Regardless of your skill-level, there are vital lessons to be learned from top artists, and we’re proud to present a few of them in Drawing With the Masters, the new eMag from Drawing magazine, available now for only $3,99. In this collection of drawing lessons, we learn in-depth advice from modern masters Ted Seth Jacobs, Rob Liberace and Anthony Ryder.
As a taste of what’s included in this eMag download, here are some pointers from Rob Liberace for improving your drawings:
- Use a brush to occasionally blend your strokes. This will give your drawing a mix of hard, soft, blended, and clear areas, which provides greater realism.
- Vary the direction of your strokes and the weight of your line to give a sense of space and atmosphere to your drawing. If your lines move only one way all around the figure, the image will look flat.
- Highlights have a direction, and they move across the form. An eraser can help create highlights and bring out this quality.
- When shading an area, ease the pressure you’re putting on your drawing instrument when moving toward the light. Then, draw with increasing pressure when your line is moving into an area that faces away from the light.
- The deepest core shadows cannot be drawn too dark.
- If you use long lines, you must draw them decisively. “If you do use a continuous line, put it down with extreme ferocity,” Liberace said in one workshop. “It should be a detonation of line.”
- Leave your mistakes in rather than erase them.
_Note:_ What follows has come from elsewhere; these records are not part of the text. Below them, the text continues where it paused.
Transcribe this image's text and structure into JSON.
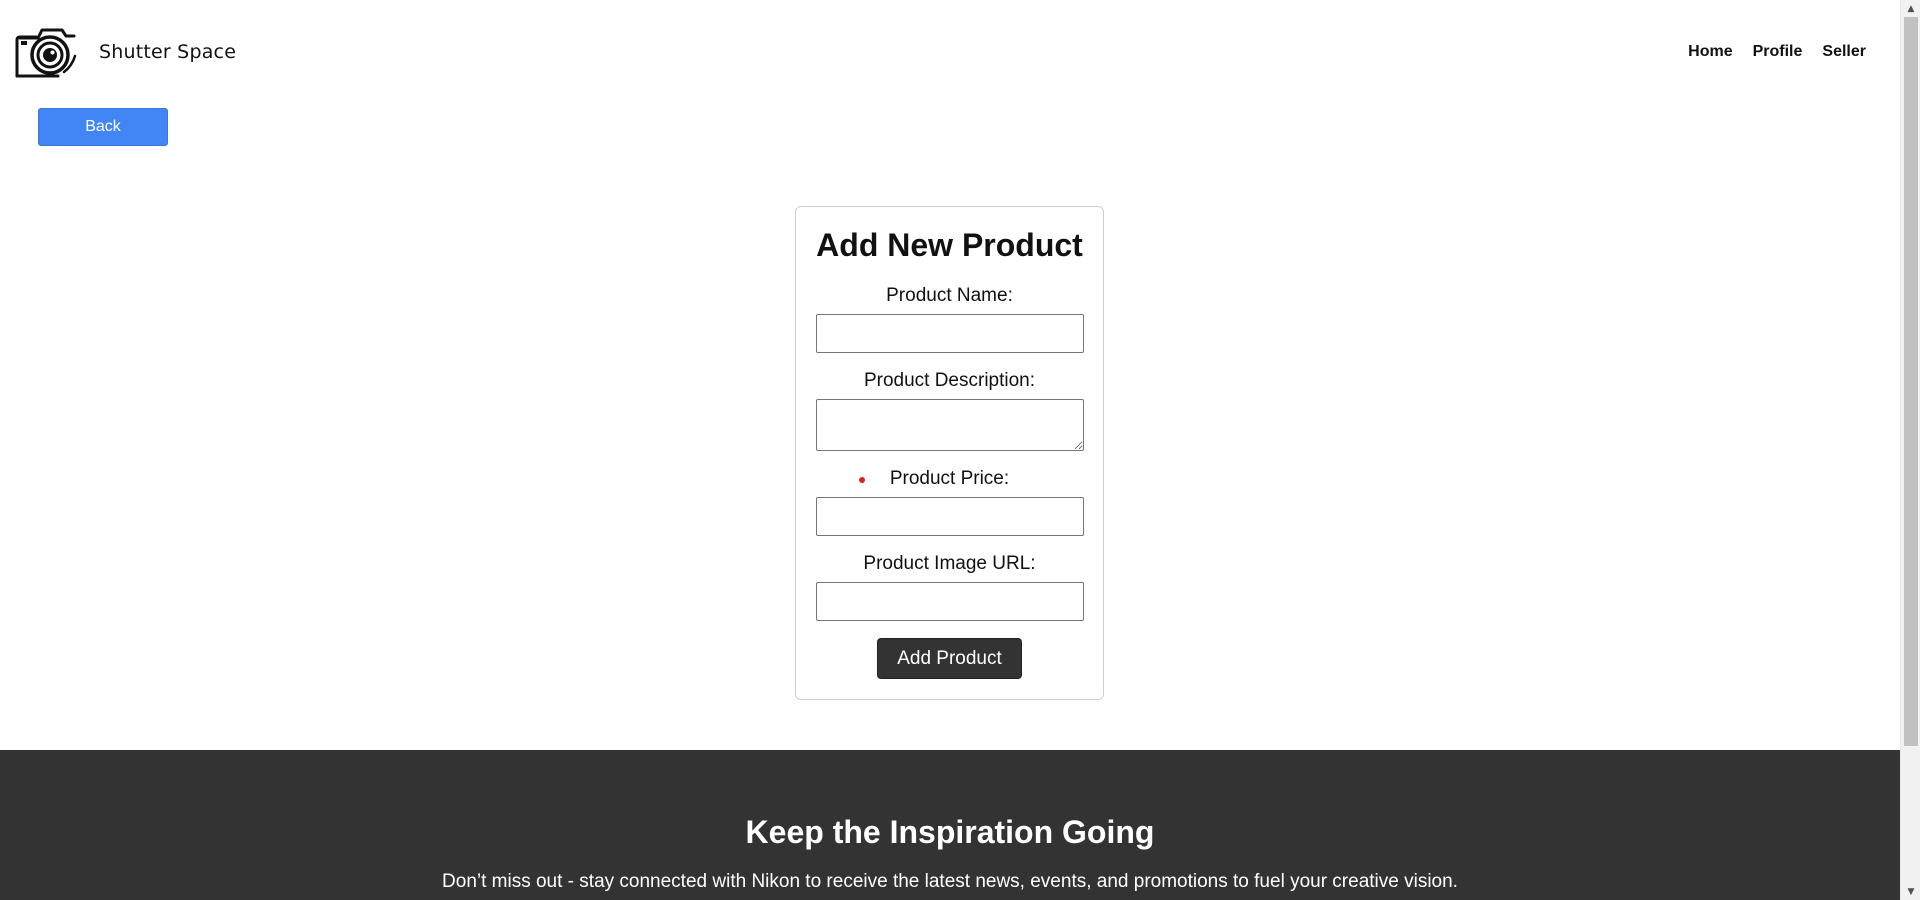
{
  "header": {
    "brand": "Shutter Space",
    "nav": [
      {
        "label": "Home"
      },
      {
        "label": "Profile"
      },
      {
        "label": "Seller"
      }
    ]
  },
  "back_button": {
    "label": "Back"
  },
  "form": {
    "title": "Add New Product",
    "fields": [
      {
        "label": "Product Name:",
        "value": ""
      },
      {
        "label": "Product Description:",
        "value": ""
      },
      {
        "label": "Product Price:",
        "value": ""
      },
      {
        "label": "Product Image URL:",
        "value": ""
      }
    ],
    "submit_label": "Add Product"
  },
  "footer": {
    "heading": "Keep the Inspiration Going",
    "text": "Don’t miss out - stay connected with Nikon to receive the latest news, events, and promotions to fuel your creative vision."
  },
  "colors": {
    "back_button": "#4285f4",
    "submit_button": "#333333",
    "footer_bg": "#333333",
    "required_dot": "#e02020"
  },
  "icons": {
    "logo": "camera-icon"
  }
}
It’s a great way to add a sense of movement and life to your drawing.